The impact that creative use of heritage assets can have on local economies can be clearly observed in many parts of India, especially in regard to heritage tourism and cultural industries (particularly craft development). For example:
- Rural Heritage Tourism represents an area that can have extraordinary impact on a rural community. In the state of Rajasthan, for instance, 80% of the state's thriving heritage hotels are located in rural areas, and the impact on the local economies, though not yet formally analyzed, is obviously substantial. The Ministry of Tourism of the Government of India, recognizing this potential, recently established an "Explore Rural India" initiative, currently involving 36 sites throughout the country.
- Cultural Industries can be powerful engines for economic development in rural areas. Many traditional art forms and skills remain alive even in areas with the deepest levels of poverty. Recognizing these living art and craft forms as "cultural industries" and encouraging micro-enterprise development, generates income and improves conditions. In rural areas, it also provides part-time employment and supplementary income to agricultural workers and to women.
Cultural industries are currently the second largest employer in rural India and globally represent a US$100 billion market. Linking rural skills and artisans to this massive global market creates opportunities for both local economic growth and poverty reduction; it comes with the bonus of preserving an important part of India's rich cultural heritage.
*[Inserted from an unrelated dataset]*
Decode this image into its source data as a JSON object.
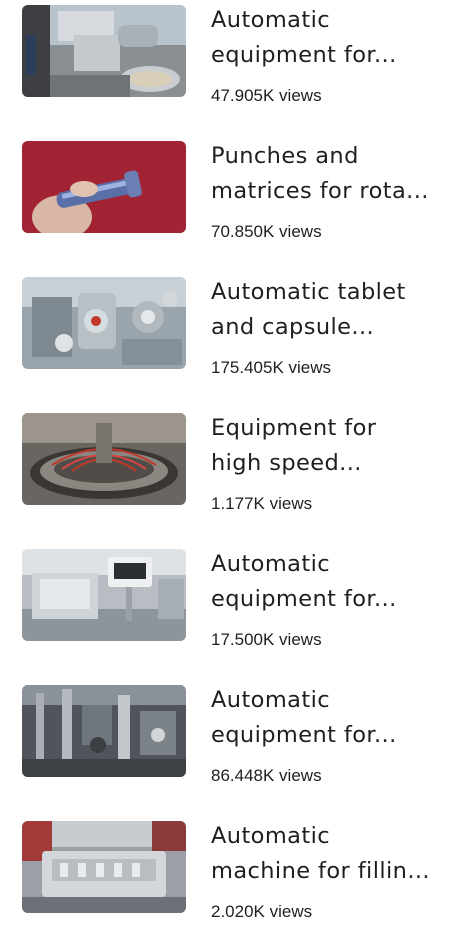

A World Bank study in 2003, analyzing the impact of just one weaving revival project in Uttaranchal, found substantial social and economic results, not only for the weavers involved, but for the entire community. The World Bank's current JIYO program, launched in 2010, builds on what the Bank terms the "creative capital" of India's estimated 6 million rural artisans, and sees this "creative capital" as a catalyst for poverty reduction through brand development. Since a major cause of rural poverty in India is the lack of access – for both individuals and communities – to productive assets and financial resources, the recognition of traditional skills as a form of capital by the World Bank is extremely important.
International Experience / Indian Context
Looking at a number of relevant activities in other parts of the world (Europe, North America and Asia), it is interesting to note the substantial resources and creativity that these highly developed nations are devoting to preserving their existing rural heritage, and the universal recognition of the role that these activities play in economic sustainability of rural populations.
The Indian context is, of course, unique. Nevertheless, it is useful to observe strategies developed in other parts of the world. It is also instructive to realize the importance that heritage is now routinely being given in the development process.
Rural heritage encompasses many areas that fall outside the artistic and cultural, and needs to be looked at from a more inclusive viewpoint. Given the immense problems faced by our rural residents, it also is reasonable to conclude that initiatives in these areas should take full advantage of the potential for linking heritage preservation with improvement of the lives and livelihoods of the residents and communities who are the custodians of this heritage.
There is also a strong linkage in India between rural heritage and urban populations. Despite our growing urbanization, most Indians regard their rural roots as a crucial element of their identity and psyche. Keeping the base where these roots are grounded strong and healthy has relevance to all Indians, not just to those residing in our rural areas. In addition, there are many areas of inter-connectivity (such as the mohallas in certain cities where rural weavers engage with their markets, or urban heritage structures whose continued viability depends upon the skills of rural artisans, to name just two).